Quite possibly an enterprising organiser might step up (assuming the ACF then don't try an claim ownership of the concept), but the distance between cities might become the next issue (due to timezone differences). Possibly a club based tournament (by invitation) could be a starting point, but as Australia hasn't really done teams chess for a few decades, even this minimal format might struggle to attract numbers.

Tuesday 4 January 2022

I believe in miracles ...

 GM Nigel Short is currently playing in a strong international open in Italy, having recently come out of hospital after being treated for Covid. He didn't get off to the best start, being held to a draw in round 1, and his round 2 game at one stage was even worse. On move 14 he found his king being forced to move to e7, but move 15 was the real blunder, allowing a fork on f7. Although his opponent did not immediately take the rook, Shirt was soon down the exchange, and acing a strong attack. In his own words, he was considering resigning, but then a miracle occurred. His opponents phone rang, and the game was instantly over (with a win for Short). Bad luck for the opponent, but there should be no excuse for letting this happen. Short himself once lost a game in similar circumstances, so there is consistency in this ruling. Sometimes it is this kind of luck that is enough to kick start a tournament run, so it will be interesting to see how he plays this evening.


Candian,Lorenzo (1966) - Short,Nigel D (2633) [C03]
Vergani Cup January (2.10), 03.01.2022

When does this become a trap?

 In my chess library are a number of books dealing with opening traps. The earlier ones were produced by authors such as Reinfeld, Chernev and Horowitz, and predated the development of chess databases. I assume instead they had a vast collection of scoresheets and index cards, gathering information from tournament bulletins, chess magazines and reader submissions.

As most of the traps presented did not have the players names attached to them, I wonder what the criteria for a 'trap' was. Was it simply a quick game where the mistake wasn't too egregious, or did it have to have been played a certain number of times to qualify? And, in some cases, was it just interesting analysis from the authors themselves, based on things that did not actually happen?
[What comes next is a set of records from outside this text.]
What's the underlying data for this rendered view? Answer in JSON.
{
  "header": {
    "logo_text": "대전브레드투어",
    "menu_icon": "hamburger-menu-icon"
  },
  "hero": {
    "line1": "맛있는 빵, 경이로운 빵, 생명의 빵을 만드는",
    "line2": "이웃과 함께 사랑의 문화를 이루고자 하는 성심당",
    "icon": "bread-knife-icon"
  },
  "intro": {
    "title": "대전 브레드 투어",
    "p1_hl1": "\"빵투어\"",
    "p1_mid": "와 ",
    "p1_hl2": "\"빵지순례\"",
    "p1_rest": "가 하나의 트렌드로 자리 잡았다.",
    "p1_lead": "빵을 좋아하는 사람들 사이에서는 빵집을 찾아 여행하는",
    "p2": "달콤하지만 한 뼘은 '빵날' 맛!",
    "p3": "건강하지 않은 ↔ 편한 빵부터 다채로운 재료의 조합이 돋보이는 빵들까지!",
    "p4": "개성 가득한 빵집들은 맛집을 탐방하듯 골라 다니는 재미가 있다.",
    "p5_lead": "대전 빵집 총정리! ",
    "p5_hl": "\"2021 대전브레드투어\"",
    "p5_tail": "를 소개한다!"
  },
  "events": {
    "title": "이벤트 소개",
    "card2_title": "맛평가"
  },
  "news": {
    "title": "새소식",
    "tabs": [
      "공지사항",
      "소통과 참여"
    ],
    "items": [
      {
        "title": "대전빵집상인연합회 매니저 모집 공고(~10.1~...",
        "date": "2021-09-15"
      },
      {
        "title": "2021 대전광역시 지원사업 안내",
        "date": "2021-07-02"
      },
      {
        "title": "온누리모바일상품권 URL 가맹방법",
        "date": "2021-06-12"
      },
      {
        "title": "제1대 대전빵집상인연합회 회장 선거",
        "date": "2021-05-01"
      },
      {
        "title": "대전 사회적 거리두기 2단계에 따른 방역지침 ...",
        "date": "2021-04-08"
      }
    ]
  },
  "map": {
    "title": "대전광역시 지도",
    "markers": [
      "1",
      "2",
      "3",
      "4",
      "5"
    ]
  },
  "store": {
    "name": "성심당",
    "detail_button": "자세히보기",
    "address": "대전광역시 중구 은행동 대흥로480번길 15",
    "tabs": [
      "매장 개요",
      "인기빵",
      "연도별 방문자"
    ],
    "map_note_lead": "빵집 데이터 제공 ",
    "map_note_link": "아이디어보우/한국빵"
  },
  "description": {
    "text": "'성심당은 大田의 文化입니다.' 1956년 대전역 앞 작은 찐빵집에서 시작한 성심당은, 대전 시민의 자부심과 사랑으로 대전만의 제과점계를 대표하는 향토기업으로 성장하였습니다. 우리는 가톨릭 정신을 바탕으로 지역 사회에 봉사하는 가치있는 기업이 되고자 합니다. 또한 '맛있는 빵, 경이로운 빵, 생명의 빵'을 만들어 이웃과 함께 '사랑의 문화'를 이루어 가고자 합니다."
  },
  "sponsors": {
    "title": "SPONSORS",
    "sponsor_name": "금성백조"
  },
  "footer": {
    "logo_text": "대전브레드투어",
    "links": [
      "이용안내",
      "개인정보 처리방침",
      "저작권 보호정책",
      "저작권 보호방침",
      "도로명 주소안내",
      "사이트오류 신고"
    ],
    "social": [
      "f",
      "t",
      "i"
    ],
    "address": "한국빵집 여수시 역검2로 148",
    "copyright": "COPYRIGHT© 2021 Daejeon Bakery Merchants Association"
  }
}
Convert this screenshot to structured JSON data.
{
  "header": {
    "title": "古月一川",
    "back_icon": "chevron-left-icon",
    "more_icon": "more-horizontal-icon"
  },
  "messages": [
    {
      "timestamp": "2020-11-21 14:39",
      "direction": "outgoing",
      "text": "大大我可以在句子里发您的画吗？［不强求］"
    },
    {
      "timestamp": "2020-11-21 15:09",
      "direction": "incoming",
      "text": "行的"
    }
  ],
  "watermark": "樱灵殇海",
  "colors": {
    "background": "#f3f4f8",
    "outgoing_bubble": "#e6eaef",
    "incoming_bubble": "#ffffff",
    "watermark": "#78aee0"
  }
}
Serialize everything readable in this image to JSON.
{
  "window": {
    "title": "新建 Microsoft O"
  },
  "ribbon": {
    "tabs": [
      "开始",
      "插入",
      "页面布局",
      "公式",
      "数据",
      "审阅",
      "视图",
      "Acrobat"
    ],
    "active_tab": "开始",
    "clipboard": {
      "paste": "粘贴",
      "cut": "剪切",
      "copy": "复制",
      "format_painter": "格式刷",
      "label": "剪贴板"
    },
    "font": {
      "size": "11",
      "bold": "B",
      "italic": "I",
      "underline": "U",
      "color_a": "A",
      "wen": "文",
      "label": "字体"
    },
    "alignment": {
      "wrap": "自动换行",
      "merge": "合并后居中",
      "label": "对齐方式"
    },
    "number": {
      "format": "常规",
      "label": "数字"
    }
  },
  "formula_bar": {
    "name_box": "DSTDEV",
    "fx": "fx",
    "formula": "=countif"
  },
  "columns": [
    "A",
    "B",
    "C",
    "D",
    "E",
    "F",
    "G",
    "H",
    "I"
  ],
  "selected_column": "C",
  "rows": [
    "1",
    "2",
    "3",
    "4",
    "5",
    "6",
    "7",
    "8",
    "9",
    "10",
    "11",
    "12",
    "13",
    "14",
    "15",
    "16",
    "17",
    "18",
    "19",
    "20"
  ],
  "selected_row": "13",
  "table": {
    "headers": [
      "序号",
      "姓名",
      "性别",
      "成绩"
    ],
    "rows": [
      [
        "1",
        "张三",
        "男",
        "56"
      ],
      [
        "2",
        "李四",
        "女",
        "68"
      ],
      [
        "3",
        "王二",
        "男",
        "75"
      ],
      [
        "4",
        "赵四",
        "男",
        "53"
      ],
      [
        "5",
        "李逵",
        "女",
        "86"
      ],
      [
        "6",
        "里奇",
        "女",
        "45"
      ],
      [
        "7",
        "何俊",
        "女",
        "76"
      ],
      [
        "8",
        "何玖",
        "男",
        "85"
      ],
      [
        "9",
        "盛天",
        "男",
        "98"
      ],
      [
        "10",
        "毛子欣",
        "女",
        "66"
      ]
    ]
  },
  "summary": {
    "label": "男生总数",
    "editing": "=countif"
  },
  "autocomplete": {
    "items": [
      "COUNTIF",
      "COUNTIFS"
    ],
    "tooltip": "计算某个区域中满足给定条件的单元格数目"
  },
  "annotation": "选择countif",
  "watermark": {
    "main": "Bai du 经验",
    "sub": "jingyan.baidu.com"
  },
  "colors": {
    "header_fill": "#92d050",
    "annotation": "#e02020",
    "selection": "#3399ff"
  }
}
Below is a modern example of a short game, which may or may not be an actual trap. Certainly Black attempted to throw his opponent off by playing the Bb4+ line against the Scotch. And on move 7 Qh4 by Black is a 'trappy' move. It isn't until move 10 does White really go wrong, when the check on the e file is deadly. Possibly they assumed that Be2 would be OK, and then realised that Ba6 is going to hurt a lot. So if this game was to appear in a modern book of traps, it would probably say 'the tempting Bf4 is unsound here because of ...', but unless more people reached this position (and played this move) it might be of little utility for Black to know this.

Sandhya Goli (1865) - Defromont,Benjamin (2250) [C45]
8th Sunway Sitges 2021 Sitges ESP (4.76), 16.12.2021

Sunday 2 January 2022

2022 New Zealand Championship

The 129th New Zealand Championship is running from the 2nd to the 12th of January 2022. The event is being held at Riccarton Park, Christchurch and has a total prize fund of $10,000.The Championship event has attracted a field of 24 players, with FM Nic Croad the number one seed. Two time champion Croad is hoping to finish ahead of 2nd seed IM Anthony Ker (14 times winner!) and IM Russell Dive (7 times winner). The field also contains a number of young challengers, including FM Daniel Gong, CM Felix Xie and WFM Vyanla Punsalan.
Alongside the Championship is the Major Open, New Zealand Junior Championship, and a number of other supporting events. A link to the tournament standings can be found at while live coverage of the championship games is at

The first round did not see any major upsets, although the top seed Nic Croad was held to a draw by CM (and WFM) Helen Milligan. On the other hand the next few seeds had a lot less trouble, as shown by this game from Anthony Ker.

Ker,Anthony - Punsalan,Viyanla [B13]
2022 New Zealand Championship (1), 02.01.2022